Bronco set for 2010 ballot
By RICK BELL
Last Updated: 26th July 2009, 2:01am
Mayor Dave Bronconnier tells the Sun he'll run again in the next election. (Sun file photo) It's one question people want answered.
Is Bronco running again? He tells the Sun yes.
"Of course, I'm running again. I'm a guy who likes to get things done," says the mayor, who was first elected by a squeaker of a margin eight years ago.
"I told Calgarians when I stood in 2001, 2004 and 2007, we were going to make Calgary sustainable. We were going to go after the federal and provincial governments for our reasonable share of the taxes we pay back here. We were going to invest in infrastructure and quality of life. You're starting to see those things come together."
He rattles off a whole list of things off the top of his head, as much as he can get out in one breath.
It sounds like the bare bones of a campaign speech -- the parks plan, the revitalization of the East Village, Crowchild Tr., the west leg of the LRT, the northeast expansion, three regional rec facilities, how when he was elected $50 million a year was spent on roads and now it's $400 million.
"All of those are important community projects and they need a champion. They need somebody to keep driving them," he says.
"I intend to keep asking Calgarians for their support to keep doing these projects and building this city, to keep the momentum going."
You know he's got a lot more big-ticket items in his back pocket.
For some time, smart sorts figured Bronco would seek greener pastures after he finished nine years on the job. He's taken a lot of heat this past term, over everything from city spending in general to a designer bridge in particular.
And chatter circulated about other candidates and centred on Ald. Ric McIver, the Dr. No to Mayor Yes.
But, in the last little while, the mayor has sounded more his feisty self, speaking and acting like someone who wants stay a while longer in the job.
He has more than a year to get his message out and reclaim his Bronco the Builder persona. He has the power of being the one in the chair and Calgarians rarely toss mayors out the way they do in Edmonton, where two have been bounced in recent memory.
Don't forget, in this city people bellyache a whole lot more than they vote.
Bronco is asked why he thinks so many thought he was a goner.
"Some of my colleagues out there, that's what they're really hoping," he answers.
"They're trying to position themselves. They're trying to take things and spin them." Ouch.
He does add the escape clause of all politicians. Something unforeseen could happen between now and the city election to have him back out. One never says never until you have to say never.
Business goes on and, as revealed in last week's Sunday Sun, the mayor is looking a little more hawkish about the budget numbers.
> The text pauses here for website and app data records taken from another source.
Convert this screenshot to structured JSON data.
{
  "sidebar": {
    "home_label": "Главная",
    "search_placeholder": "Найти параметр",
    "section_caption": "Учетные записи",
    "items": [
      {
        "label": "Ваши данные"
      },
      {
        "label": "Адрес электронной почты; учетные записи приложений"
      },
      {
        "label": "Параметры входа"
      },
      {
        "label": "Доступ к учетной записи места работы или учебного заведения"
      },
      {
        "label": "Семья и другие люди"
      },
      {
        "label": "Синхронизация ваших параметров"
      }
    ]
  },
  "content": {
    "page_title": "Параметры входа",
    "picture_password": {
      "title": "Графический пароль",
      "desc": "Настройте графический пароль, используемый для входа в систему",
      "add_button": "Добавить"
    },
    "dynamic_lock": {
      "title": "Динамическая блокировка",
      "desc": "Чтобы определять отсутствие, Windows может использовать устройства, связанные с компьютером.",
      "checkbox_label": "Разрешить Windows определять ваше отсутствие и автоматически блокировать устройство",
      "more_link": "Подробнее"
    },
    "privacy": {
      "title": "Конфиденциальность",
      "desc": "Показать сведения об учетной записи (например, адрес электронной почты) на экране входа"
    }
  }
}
Instead of cutting $20 million to keep next year's city books balanced, the paper shufflers have been told to prepare cuts of 1.7% or $38 million.
This week, Bronco gives more details.
"We will shed between 90 and 100 positions out of the base budget," he says.
Some areas won't suffer a scratch. The city will hire 67 new cops, 32 new firefighters and 23 more in water services.
"The cops? We want to clean up the gangbangers. New firefighters and people in water services? We're opening up new fire halls. I'd think it would be pretty foolish to build a fire hall and then not staff it or build a sewer and water treatment plant and then not put staff in to maintain it."
There's also 911 and the need for more operators with a million calls a year. Calgarians will demand more snow clearing once the white stuff starts to fly, which could be in the next 15 minutes. The city will also still keep building because the mayor says it isn't the time to be "penny wise and pound foolish."
"Still, we've got to find efficiencies within the budget. You've got to look at the other areas. We're not living in a vacuum."
Bronco is also not as upbeat on the economy as Bank of Canada cheerleader Mark Carney.
"When natural gas gets over $6, I'll be as euphoric as Mr. Carney but, until then, this province is dependent upon the energy industry. Natural gas is at $3.75 and is just a kick in the shins. The impact of a low natural gas price on Calgary and rural Alberta is enormous not to mention on the provincial coffers."
"Our building permits will hit $2 to $2.5 billion this year, down from the highs of $7 billion. I'm very, very cautiously optimistic. We have a ways to go from being out of the woods yet."
But he's out of the woods politically.
It's game on and the city's current main man doesn't look like he's anywhere near blinking. He even has a message for anyone thinking of getting on the same ballot as him in October 2010.
"The water is nice and warm. Come on in."